“They are cream-colored, have three pairs of short legs, an orange head capsule, dense hairs and have chewing mouthparts,” Green continued to elaborate, despite our nausea. “They use fragments of their food source to create a pupal cell where they pupate and then emerge as adult beetle.”
How do the bugs get into spices in the first place?
Are these tiny beetles ever-present in the spices? Or did they manage to crawl their way inside? It’s most likely the latter.
Green explains that most of the spices consumed in the U.S. have been imported, and “it is not rare for imported product to be contaminated with ‘filth’ (i.e. insects parts), so there is a good chance a product could have been infested after harvest before coming [to the U.S.].”
However, she says the more likely source of contamination is during the treatment process. Between the spices’ journey from processing to consumption, insects have a ton of chances to sneak their way into the product.
“Adult beetles are active fliers and can get into storage facilities via gaps, open doors, unscreened windows, infested vehicles, bulk bins and containers,” Green said. “With adequate food source and temperature-controlled environment, insects can thrive, breed and feed. In processing facilities, storage and even in the grocery store, infestations can be transferred on equipment and being in close proximity to other infested products. Cigarette beetles and drugstore beetles have been known to penetrate through packaging, tin foil, plastic and sheet metal.”
And then once the consumer brings home the product, the infestation doesn’t end. “People can be bringing them home in any of the life stages and the life cycle continues!” Green said, perhaps a little too excitedly.
Is there anything home cooks can do to stop this madness?
Yes! Though your spices may always contain fragments of insects that are beyond your control, you can at least end their lifecycle to ensure they don’t continue breeding. Here’s what Green suggests:
Inspect the product at the store. Look for damaged packaging. If the container is transparent, look for larvae and beetles inside.
Stick your spices in the freezer for four days (make sure your freezer is set at 0 degrees Fahrenheit) before putting them in your spice rack or pantry.
If you’ve bought your spice in bulk, keep what you’re saving for future use in the freezer. Before freezing, divide it into glass containers that are airtight.
Practice stock rotation using the FIFO (first in, first out) rule. Use your oldest products first, and keep them at the front of your pantry so you’ll be more likely to grab them first.
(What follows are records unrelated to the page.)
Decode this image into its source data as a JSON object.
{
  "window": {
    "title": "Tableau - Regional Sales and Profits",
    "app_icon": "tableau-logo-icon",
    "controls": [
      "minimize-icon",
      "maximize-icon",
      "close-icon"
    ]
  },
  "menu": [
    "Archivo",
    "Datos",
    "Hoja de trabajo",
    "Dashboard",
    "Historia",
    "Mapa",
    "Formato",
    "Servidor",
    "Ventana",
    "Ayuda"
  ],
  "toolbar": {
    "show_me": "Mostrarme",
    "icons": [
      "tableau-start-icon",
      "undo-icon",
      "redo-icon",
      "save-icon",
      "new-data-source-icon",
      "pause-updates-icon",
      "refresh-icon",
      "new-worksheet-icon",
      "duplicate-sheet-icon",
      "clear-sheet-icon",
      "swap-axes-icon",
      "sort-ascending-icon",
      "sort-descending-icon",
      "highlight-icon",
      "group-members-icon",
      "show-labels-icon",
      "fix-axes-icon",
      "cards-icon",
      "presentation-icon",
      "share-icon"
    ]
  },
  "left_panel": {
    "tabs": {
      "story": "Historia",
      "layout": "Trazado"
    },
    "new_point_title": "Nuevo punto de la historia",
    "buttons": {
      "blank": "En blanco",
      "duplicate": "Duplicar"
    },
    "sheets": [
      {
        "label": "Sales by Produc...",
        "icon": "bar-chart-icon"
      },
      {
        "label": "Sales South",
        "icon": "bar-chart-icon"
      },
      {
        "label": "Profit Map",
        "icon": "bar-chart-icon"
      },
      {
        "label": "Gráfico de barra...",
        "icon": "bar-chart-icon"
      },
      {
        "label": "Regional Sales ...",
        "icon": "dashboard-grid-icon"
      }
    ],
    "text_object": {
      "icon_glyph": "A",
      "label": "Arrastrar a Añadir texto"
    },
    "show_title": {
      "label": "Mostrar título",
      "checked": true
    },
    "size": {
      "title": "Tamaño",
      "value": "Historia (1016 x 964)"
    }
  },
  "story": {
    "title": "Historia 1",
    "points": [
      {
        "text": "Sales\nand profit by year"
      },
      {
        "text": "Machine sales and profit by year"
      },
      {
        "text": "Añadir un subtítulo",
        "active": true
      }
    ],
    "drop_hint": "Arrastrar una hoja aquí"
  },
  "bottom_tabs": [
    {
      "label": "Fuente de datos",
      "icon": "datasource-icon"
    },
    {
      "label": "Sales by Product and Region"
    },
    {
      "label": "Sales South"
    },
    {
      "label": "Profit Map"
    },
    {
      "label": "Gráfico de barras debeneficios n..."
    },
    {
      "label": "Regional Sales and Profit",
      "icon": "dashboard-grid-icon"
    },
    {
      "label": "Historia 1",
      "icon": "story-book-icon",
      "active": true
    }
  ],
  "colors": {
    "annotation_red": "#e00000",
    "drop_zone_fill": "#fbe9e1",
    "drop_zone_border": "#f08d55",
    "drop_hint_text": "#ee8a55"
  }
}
Then move on to newer products, which you keep at the back of the pantry and rotate forward when you’re ready to use them.
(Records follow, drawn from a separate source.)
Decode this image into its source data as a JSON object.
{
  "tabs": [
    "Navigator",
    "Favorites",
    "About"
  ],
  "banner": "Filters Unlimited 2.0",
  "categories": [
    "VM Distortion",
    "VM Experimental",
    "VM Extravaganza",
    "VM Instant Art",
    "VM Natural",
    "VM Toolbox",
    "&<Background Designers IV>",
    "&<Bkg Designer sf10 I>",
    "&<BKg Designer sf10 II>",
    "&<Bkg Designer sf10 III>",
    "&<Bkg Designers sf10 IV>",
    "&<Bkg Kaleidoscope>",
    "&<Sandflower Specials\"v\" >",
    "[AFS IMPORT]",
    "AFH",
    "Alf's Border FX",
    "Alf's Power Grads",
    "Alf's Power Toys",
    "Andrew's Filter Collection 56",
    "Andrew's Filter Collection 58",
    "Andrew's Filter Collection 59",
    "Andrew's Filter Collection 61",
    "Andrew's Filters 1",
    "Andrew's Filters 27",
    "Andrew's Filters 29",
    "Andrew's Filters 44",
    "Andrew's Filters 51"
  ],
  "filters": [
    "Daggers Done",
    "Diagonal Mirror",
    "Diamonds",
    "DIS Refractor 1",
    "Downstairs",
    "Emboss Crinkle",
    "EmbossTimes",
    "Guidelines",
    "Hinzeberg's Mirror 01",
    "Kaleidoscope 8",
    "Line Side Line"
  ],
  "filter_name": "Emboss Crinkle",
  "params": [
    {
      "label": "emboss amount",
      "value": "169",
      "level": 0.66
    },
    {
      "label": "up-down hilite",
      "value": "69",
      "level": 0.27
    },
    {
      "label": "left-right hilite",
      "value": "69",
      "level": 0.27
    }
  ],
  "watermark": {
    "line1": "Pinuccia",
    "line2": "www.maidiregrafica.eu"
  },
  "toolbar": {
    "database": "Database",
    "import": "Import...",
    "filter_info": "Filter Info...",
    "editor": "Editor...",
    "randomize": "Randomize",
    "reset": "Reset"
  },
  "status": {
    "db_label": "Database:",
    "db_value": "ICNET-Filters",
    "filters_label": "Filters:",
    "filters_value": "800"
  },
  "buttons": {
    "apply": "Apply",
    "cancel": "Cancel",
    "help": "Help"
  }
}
Clean up any spills in your kitchen as soon as they happen.
Commercial pheromone traps are available, but they’re species specific and may not be good at decreasing the population, as they attract a single sex and the pests may have already mated.
Now go forth and inspect your spices with great trepidation. We know you want to.
This article originally appeared on HuffPost.